Douglas Parker, who has died at 98, was one of the last surviving Yorkshire veterans of the initial D-Day assault on the Normandy beaches on June 6, 1944.
Mr Parker, who hailed from Intake, Sheffield, was among the first ashore on Sword Beach at 7.20 that morning, as an infantryman with the Second Battalion East Yorkshire Regiment, having to brave a hail of enemy gunfire. The assault aimed to clear the way for an invasion force to establish the foothold in mainland Europe that would ultimately reclaim it from the Nazis.
He had joined the forces in 1941 at 18, “as a way to escape”, he said, leaving behind his job as a metal window frame maker.
Instead he fought in one of the bloodiest battles of the war.
“I really didn’t know what I was getting into. It was really rough. We were boxed in for quite a while. But it had to be successful, and it was,” he recalled in recent years.
“If it hadn’t, it would have been a catastrophe. It was the worst part of the war – it was in such a small area.”
His training had taken place mostly in Dumfries and Galloway in south-west Scotland, before his unit was moved to the market town of Waterlooville, near Portsmouth, ready for the decisive attack.
His unit sailed across the Channel on the Empire Battleaxe, making the final journey to the beach in purpose-built flat-bottom craft which each carried around 35 men.
“It was just pot luck who was going to get there first,” he said. “Our objective was to make the place clear for all the thousands of troops to follow, and that’s what we did. We had heavy casualties.”
The first death came before they even landed. Eric Ibbotson, Mr Parker’s platoon sergeant, was killed by a stray bullet when a loaded Sten gun fell from a table. The ammunition ricocheted around, severing the main artery in his thigh.
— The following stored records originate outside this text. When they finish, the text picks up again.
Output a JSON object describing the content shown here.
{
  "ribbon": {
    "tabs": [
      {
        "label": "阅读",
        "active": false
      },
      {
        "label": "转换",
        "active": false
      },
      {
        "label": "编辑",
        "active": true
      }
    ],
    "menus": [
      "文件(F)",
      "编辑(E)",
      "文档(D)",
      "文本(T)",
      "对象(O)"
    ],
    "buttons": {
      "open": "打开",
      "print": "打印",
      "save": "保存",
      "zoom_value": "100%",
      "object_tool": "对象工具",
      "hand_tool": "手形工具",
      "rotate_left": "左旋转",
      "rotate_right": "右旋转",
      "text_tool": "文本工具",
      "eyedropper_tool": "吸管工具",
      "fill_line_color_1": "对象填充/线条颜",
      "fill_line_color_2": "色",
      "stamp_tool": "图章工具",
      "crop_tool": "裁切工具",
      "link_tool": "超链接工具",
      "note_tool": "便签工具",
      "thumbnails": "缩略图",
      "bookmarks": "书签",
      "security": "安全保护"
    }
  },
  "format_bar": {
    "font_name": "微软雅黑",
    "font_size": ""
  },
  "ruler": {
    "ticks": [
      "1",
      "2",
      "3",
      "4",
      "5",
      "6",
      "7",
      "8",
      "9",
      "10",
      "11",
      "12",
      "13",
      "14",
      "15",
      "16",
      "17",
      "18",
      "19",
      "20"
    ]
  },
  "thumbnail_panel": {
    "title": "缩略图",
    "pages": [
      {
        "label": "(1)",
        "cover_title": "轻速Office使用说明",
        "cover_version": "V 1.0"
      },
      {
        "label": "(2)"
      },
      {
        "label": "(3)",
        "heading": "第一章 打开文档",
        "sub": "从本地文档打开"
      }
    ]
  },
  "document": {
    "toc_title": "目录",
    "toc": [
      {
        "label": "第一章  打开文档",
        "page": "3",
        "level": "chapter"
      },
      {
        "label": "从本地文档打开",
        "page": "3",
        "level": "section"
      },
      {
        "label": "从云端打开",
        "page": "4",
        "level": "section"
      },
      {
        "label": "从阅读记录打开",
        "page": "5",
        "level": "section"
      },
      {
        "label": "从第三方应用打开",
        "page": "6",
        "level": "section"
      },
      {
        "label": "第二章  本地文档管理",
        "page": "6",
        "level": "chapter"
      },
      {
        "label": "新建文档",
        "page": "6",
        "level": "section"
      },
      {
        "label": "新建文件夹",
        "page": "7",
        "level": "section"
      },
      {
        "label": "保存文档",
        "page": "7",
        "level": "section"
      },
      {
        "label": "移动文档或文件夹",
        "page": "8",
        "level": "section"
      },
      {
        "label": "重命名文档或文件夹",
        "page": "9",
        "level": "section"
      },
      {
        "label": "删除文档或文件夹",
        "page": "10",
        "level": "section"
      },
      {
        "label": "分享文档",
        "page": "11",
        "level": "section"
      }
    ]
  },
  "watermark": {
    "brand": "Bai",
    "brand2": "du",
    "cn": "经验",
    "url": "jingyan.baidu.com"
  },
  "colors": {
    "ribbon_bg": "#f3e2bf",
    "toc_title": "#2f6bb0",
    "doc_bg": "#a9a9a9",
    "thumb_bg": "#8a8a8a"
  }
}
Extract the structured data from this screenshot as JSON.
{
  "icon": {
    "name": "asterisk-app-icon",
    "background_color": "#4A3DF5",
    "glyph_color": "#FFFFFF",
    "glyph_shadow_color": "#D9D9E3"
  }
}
Acting as platoon runner, Mr Parker was the last off the ramp. “I dashed out, and I could see the machine gun bullets hitting the sand about 10 yards in front of me,” he remembered. “I could see the machine gun bullets hitting the sand about 10 yards in front of me.”
He took cover before pressing on. “I ran up and there was this chap, Corporal Wilkinson, lying on the sand. He said, ‘Help me, help me’.
“I dragged him to a little stone wall, laid him behind there and shouted to the stretcher-bearers who were hard at work, but he died. He was one of those enthusiastic soldiers – ‘Let’s get at them’. He’s buried at Hermanville Cemetery.”
Mr Parker’s war was not yet over. He served in Palestine before demobbed in 1946, at which point he returned to his job and met his wife, Maureen, a shorthand typist, at a City Hall dance. They married in 1952.
Awarded France’s highest distinction, the Légion d’honneur, in 2016, he returned many times for D-Day commemorations. His final trip was for the 75th anniversary in 2019 with his son, the Reverend John Parker.
Maureen died in 2019, aged 90, and Mr Parker is survived by two sons, five grandchildren and a great-granddaughter.